ENDANGERED MUSEUMS: HOW COVID-19 THREATENS CULTURAL INSTITUTIONS

Jia Yu As dust finally settles onto the cold marbled floors, a hollow silence prevails over the galleries and winding corridors. Invaluable paintings still hang on the walls and frozen statues yet reside on their pedestals. However, in the midst of our global pandemic, gone are the days where visitors from all corners of the world would pack into the museums, anxiously hoping to beset … Continue reading ENDANGERED MUSEUMS: HOW COVID-19 THREATENS CULTURAL INSTITUTIONS

SOULS OF SUMPANGO

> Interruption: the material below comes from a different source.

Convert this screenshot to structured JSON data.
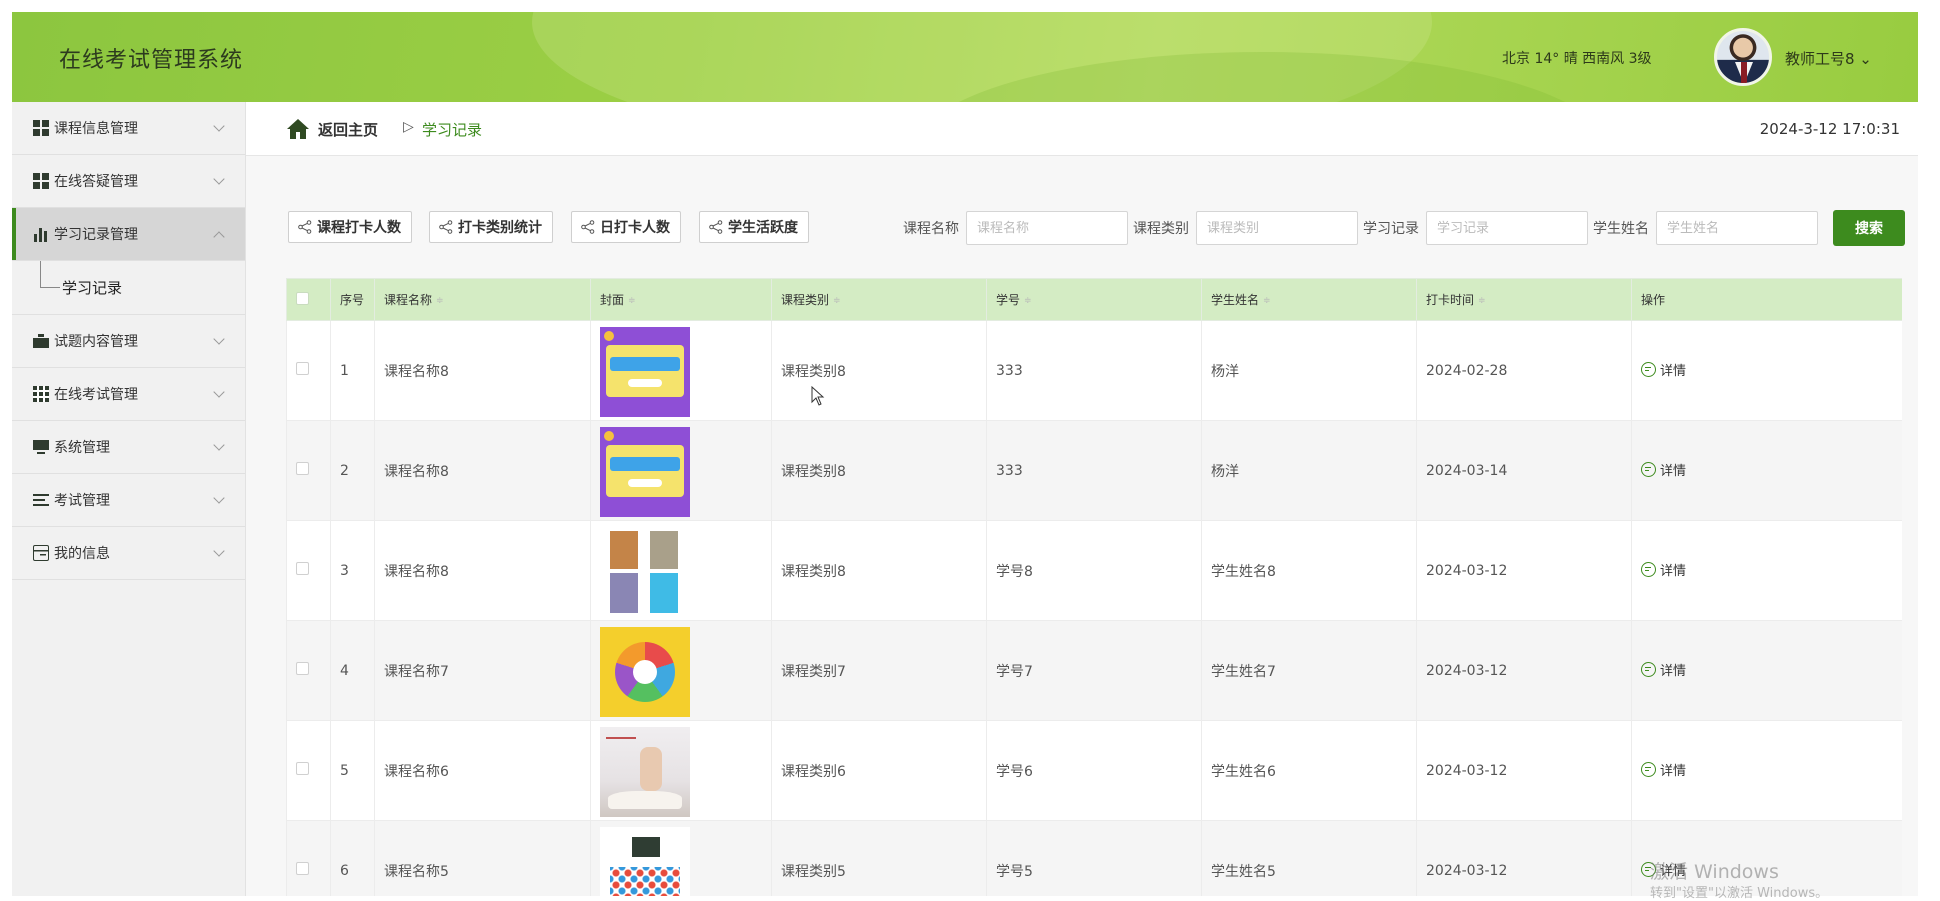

Jacquelyn Davila The truth is, we never really entered Sumpango, Sacatepequez. It was All Souls’ Day, November 1st, the day before the Day of the Dead, but we did not visit the cemetery. We stopped in the middle of the road and quickly hopped off our ride, a refurbished van that had probably been shipped to Guatemala from Korea. We exited as quickly as a … Continue reading SOULS OF SUMPANGO

WELCOME TO SACRAMENTO

By Jacquelyn Davila Sacramento may be going through an identity crisis. Our holy water tower, our beloved welcome mat on Interstate 5, was recently defiled. It once proudly proclaimed “Welcome to Sacramento City of Trees.” Now those last three words are gone, replaced with an unfamiliar phrase: “America’s Farm to Fork Capital.” It was one of our own, Visit Sacramento, the local tourism agency, that … Continue reading WELCOME TO SACRAMENTO

MATERNITY DESERTS IN RURAL AMERICA

By Laura Robertson The night I was born, my parents almost didn’t go to the hospital. My father didn’t believe my mother when she woke up in the middle of the night, insisting she was going into labor. My mom was almost forty when she had me, making her pregnancy automatically high-risk. Luckily for her, it took me long enough to get my act together … Continue reading MATERNITY DESERTS IN RURAL AMERICA

学海无涯苦坐舟 (XUEHAI WUYA KU ZUO ZHOU): NAVIGATING THE SEAS OF LEARNING

By Kisara Moore China—the land of monks in yellow robes, spicy hot pot, and shopping plazas with glass elevators. It’d be difficult to find another country with a more extreme contrast between modernity and traditional life. This is especially so here in western China, where a stylish French hair salon is open for business less than a 45-minute drive from an ethnic minority village where … Continue reading 学海无涯苦坐舟 (XUEHAI WUYA KU ZUO ZHOU): NAVIGATING THE SEAS OF LEARNING

ON THE LIMITS OF STUDY ABROAD

By Ben Gelman Why so many Muscovites thought that I might have directions for them, I do not know. It wasn’t just me either, many of my fellow participants of the Moscow Global Seminar this past summer were approached at one point or another on the street by a confused local asking incomprehensible questions about how to get to their destination. None of us spoke … Continue reading ON THE LIMITS OF STUDY ABROAD

DUENDE

By Regina Lankenau and Maya Eashwaran Tener duende podría ser una similitud a tener alma. Es el sentimiento del artista convertido en puro arte. Su talento roza la perfección, es algo mágico y auténtico. “To “have duende” could be likened to having soul. It is the emotions of the artist converted into pure art. Their talent brushes with perfection, it is something magical and authentic.” … Continue reading DUENDE